*** Opening of Material shown ***
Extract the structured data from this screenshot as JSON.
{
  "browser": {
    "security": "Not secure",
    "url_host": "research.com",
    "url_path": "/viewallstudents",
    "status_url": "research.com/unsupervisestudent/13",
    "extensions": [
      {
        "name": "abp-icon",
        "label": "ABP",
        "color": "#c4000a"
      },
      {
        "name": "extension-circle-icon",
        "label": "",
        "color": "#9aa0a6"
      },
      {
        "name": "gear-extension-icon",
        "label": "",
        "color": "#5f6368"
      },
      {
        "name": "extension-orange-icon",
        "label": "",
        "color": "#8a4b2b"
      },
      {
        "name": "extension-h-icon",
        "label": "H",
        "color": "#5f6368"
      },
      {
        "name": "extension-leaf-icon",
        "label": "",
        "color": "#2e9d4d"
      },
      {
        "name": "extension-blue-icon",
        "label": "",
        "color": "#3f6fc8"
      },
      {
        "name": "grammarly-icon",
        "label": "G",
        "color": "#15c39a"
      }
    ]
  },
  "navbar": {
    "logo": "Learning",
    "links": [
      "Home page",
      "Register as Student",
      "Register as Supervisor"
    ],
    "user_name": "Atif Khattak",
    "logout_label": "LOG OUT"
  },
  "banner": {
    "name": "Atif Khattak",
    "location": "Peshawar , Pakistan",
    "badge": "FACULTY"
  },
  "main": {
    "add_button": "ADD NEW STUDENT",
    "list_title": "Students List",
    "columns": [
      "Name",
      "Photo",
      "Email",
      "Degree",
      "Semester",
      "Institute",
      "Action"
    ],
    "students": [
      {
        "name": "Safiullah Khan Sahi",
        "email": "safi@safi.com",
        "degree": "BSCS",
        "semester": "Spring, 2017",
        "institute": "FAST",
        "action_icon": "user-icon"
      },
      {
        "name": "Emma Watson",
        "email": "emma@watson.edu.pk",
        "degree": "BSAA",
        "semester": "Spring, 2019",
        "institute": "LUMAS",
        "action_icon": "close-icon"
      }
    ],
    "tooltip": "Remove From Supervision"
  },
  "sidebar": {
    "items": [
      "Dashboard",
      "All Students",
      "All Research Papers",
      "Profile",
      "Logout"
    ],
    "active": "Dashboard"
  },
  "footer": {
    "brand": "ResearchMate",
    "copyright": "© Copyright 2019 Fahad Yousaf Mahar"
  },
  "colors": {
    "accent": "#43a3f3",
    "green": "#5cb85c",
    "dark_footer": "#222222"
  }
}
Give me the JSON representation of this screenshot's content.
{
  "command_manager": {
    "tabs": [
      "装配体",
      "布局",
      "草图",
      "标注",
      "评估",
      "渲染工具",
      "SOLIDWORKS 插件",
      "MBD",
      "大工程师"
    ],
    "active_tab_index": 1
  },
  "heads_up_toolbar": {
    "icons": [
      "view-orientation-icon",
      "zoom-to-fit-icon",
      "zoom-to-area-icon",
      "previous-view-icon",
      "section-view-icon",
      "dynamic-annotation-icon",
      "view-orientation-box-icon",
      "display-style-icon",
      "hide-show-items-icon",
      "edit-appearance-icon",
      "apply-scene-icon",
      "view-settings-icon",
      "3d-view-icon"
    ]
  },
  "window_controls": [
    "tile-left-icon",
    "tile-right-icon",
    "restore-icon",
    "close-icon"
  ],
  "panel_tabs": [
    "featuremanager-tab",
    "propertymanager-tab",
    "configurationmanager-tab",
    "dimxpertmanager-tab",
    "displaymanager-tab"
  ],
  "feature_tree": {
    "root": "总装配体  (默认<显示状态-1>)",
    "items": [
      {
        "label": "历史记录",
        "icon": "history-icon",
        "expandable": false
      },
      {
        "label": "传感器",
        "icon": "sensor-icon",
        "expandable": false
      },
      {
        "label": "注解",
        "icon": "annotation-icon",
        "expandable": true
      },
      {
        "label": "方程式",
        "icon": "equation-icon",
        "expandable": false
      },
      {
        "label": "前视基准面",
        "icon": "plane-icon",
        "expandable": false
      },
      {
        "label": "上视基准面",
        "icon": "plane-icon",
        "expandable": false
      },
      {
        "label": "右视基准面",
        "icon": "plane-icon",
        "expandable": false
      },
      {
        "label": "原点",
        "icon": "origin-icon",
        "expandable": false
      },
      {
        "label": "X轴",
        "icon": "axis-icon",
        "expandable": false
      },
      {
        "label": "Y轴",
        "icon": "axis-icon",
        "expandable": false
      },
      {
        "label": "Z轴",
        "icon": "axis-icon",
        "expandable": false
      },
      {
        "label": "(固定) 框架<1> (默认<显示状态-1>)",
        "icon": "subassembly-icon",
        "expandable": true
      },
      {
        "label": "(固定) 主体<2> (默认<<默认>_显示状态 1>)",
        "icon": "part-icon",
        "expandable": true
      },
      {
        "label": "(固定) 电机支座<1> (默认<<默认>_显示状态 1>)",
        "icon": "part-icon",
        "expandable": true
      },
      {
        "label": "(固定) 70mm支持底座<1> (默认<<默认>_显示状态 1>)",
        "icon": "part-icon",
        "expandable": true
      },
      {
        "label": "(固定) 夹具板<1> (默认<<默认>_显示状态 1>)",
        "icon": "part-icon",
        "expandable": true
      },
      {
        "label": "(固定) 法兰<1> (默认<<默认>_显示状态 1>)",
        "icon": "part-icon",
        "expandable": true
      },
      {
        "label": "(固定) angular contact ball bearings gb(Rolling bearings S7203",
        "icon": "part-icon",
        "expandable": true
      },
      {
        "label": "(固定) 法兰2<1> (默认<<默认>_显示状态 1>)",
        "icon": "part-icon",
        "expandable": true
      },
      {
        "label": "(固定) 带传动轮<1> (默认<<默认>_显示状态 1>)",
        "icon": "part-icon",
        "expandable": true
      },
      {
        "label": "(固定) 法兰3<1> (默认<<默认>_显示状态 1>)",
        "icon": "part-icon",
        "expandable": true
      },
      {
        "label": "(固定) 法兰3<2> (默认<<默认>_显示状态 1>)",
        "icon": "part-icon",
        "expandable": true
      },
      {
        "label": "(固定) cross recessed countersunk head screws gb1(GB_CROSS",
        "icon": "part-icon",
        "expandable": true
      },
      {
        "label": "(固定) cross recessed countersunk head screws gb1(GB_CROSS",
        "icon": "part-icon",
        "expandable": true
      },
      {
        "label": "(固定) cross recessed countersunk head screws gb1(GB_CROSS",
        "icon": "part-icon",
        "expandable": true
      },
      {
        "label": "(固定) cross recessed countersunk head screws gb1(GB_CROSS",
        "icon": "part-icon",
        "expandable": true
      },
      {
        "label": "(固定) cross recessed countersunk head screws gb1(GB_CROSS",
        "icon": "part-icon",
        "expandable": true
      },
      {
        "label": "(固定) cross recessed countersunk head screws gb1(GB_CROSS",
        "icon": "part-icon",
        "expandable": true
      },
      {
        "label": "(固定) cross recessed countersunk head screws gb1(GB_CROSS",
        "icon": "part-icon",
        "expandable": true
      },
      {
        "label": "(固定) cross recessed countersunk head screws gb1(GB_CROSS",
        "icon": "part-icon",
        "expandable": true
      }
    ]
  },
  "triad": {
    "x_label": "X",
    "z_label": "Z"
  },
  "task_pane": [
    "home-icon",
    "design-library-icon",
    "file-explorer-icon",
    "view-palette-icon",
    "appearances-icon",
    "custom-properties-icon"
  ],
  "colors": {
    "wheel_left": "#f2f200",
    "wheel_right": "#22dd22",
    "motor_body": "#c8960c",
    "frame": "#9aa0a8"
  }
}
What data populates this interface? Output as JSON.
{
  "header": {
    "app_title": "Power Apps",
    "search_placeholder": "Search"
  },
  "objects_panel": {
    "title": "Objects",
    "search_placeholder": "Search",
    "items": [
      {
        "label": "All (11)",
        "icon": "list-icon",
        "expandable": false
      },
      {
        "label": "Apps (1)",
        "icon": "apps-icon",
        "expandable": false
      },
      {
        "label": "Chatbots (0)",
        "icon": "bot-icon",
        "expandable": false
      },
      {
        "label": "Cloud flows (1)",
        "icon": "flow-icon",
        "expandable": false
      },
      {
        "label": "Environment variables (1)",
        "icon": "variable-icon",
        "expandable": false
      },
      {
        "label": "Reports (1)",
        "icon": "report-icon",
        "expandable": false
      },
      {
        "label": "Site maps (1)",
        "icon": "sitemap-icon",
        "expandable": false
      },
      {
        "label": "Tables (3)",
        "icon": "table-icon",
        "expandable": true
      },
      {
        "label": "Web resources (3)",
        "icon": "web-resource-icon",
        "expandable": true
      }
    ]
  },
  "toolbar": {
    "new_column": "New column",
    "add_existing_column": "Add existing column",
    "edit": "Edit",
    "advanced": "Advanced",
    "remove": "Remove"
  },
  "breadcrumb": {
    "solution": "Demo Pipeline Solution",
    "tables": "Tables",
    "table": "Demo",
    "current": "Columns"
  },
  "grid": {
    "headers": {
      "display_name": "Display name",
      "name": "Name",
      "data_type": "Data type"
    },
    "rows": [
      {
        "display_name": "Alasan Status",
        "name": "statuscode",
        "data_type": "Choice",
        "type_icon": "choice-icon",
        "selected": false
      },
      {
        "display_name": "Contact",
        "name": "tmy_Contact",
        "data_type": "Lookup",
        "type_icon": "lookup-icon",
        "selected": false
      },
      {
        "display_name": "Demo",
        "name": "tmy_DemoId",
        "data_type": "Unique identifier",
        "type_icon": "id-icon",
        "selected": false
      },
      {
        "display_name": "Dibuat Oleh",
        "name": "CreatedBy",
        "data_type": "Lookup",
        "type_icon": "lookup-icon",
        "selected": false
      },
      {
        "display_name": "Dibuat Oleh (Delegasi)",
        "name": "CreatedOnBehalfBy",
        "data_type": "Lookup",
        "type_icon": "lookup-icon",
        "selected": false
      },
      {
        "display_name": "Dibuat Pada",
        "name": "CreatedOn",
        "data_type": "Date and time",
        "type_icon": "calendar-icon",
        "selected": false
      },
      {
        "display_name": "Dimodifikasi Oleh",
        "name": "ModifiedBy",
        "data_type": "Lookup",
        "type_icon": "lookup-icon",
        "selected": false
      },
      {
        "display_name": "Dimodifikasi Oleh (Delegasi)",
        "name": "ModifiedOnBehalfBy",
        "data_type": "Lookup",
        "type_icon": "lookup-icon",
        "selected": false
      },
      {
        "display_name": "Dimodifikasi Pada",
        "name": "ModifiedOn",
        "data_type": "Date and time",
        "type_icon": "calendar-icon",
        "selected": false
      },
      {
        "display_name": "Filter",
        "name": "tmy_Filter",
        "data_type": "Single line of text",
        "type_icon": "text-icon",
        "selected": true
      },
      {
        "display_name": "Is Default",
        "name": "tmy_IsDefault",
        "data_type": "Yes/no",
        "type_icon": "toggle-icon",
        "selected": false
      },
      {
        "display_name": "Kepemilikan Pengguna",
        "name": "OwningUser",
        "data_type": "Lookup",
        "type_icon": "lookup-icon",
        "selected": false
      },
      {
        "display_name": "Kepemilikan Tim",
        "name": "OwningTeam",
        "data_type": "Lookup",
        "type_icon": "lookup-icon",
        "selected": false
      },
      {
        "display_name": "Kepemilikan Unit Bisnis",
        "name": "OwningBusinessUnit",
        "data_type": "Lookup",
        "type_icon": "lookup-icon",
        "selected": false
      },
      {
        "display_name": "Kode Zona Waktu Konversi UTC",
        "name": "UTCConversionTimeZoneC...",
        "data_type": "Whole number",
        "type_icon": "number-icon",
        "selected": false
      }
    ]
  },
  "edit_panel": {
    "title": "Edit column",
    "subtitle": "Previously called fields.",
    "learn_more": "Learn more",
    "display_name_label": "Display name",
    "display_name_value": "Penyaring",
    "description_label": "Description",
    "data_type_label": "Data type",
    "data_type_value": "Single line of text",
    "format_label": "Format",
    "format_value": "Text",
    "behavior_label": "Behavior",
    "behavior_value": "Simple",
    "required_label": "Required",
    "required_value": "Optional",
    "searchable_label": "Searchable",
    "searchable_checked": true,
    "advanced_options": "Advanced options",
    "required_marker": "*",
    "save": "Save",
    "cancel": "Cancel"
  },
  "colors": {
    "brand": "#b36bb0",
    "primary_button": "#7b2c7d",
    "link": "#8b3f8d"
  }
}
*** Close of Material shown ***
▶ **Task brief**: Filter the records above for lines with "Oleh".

▶ **Result for this task**:
        "display_name": "Dibuat Oleh",
        "display_name": "Dibuat Oleh (Delegasi)",
        "display_name": "Dimodifikasi Oleh",
        "display_name": "Dimodifikasi Oleh (Delegasi)",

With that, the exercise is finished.